This is a blatant example of the Rudd Labor government’s failure to think smart and use taxpayer dollars wisely, as demonstrated in the budget this week. Just this year we have been forced to watch blatant waste through Prime Minister Rudd’s Building the Education Revolution program, which has seen some classrooms erected for more than the cost of a luxury home. In fact, one school in my electorate, Booral Public School, received a double prefabricated classroom for $850,000. For the same price, another school got three classrooms, a basketball court and rainwater tanks. In my experience taxpayers are more than happy to invest in the education of our children, but what they do demand is value for money, which simply has not been evident at all in the BER program. Prime Minister Rudd obviously has not learnt his lesson and I would urge him to rethink the number of retransmission sites which are to be upgraded. Residents in the Paterson electorate deserve to have each and every tower upgraded, in order to give them the best chance at accessing terrestrial local digital television.

This Rudd Labor government will not invest in upgrading all our towers to digital. This is the same government which gave our broadcasters a $250 million discount in licensing fees, but failed to secure upgrades in those areas that really needed them. I am here to remind the Prime Minister that regional areas need urgent technology upgrades. People in the Paterson electorate deserve absolutely nothing less than the same services available to those in the city.

This brings me to another point of importance within the legislation, local content. Of course, Australian governments have always worked hard to ensure that people have access to relevant news and information through our commercial television broadcasters. It is not only for safety that people know what is going on in their local area but also so that people can stay informed about their local community and make a contribution. If you live in East Maitland, for example, I would argue most people would much rather read the Maitland Mercury, the Star or the Newcastle Herald rather than, say, the Canberra Times. While the latter is in no way of lesser quality, the issue here is proximity and relevance. I believe wholeheartedly that it needs to be the same with television—local content for local people; local news, local advertising, local community connection .

The Broadcasting Legislation Amendment (Digital Television) Bill 2010 does address the issue of local content and I am pleased that this has been considered. However, the legislation indicates that satellite service providers will be required to present local news and information ‘as soon as practicable’. Therefore I would like to again stress the importance of local news, local sport, local weather, local community service announcements and local advertising. It is vital that the phrase ‘as soon as practicable’ does indeed translate into a timely news service which is aired at a practical time for my constituents.

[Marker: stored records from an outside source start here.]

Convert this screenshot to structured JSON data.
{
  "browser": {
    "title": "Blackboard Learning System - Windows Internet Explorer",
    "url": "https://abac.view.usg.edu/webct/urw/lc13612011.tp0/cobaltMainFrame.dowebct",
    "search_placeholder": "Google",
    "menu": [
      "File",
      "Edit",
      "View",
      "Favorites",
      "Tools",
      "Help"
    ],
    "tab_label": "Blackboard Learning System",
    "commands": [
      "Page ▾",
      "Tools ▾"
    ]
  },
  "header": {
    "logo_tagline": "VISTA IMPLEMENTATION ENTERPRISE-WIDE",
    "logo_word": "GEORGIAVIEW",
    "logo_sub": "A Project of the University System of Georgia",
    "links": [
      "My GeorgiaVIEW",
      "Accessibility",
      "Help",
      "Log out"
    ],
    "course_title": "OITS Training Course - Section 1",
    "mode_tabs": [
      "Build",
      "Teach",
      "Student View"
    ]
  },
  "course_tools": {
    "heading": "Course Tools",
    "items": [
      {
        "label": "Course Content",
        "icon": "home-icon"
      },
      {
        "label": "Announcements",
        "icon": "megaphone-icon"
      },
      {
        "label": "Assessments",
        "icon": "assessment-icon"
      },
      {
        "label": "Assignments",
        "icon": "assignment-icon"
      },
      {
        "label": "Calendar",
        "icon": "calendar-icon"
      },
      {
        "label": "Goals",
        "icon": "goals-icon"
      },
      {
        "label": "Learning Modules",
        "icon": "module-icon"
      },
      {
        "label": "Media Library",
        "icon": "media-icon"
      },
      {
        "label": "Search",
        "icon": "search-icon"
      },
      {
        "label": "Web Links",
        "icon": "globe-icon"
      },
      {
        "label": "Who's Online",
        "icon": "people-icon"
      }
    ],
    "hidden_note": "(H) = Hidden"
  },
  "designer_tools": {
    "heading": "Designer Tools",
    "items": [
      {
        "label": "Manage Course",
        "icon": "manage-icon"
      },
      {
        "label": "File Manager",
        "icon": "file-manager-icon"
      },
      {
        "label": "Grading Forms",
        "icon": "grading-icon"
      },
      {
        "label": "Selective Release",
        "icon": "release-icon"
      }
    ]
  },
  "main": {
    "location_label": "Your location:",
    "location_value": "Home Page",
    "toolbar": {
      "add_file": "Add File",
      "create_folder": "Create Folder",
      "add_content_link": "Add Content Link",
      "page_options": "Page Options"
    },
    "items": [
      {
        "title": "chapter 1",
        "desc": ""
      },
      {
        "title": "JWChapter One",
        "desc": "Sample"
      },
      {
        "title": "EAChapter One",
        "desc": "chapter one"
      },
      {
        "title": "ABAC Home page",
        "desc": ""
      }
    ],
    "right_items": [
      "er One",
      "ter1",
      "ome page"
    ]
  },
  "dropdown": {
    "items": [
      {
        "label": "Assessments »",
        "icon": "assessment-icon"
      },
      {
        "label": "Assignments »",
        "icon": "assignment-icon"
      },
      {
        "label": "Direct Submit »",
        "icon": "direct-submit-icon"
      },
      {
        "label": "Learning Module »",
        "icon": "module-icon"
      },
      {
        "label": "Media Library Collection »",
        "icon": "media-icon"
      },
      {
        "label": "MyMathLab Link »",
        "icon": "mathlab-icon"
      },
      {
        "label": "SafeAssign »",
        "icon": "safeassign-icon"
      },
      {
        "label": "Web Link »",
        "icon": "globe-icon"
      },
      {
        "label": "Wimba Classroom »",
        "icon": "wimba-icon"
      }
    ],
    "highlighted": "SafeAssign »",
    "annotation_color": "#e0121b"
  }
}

Clearly, over the past five decades television has become an integral part of life for many Australians. It should be not only enhanced but also protected. Therefore, it is vital that this legislation be made a priority and that action be taken urgently. Of course, our Prime Minister is known for his talk rather than his action. But I am here for the people of Paterson and I will continue to hold the Rudd Labor government to account until clear, uninterrupted television can be viewed on the screens of every household. I have grave reservations about part of this bill and the ability of this government to roll out a quality service to my constituents. I remind the House that this Rudd Labor government stripped $2 billion from the regional telecommunications infrastructure black spot fund in December 2008. That is the sort of money that could have been spent on digital upgrades in my electorate.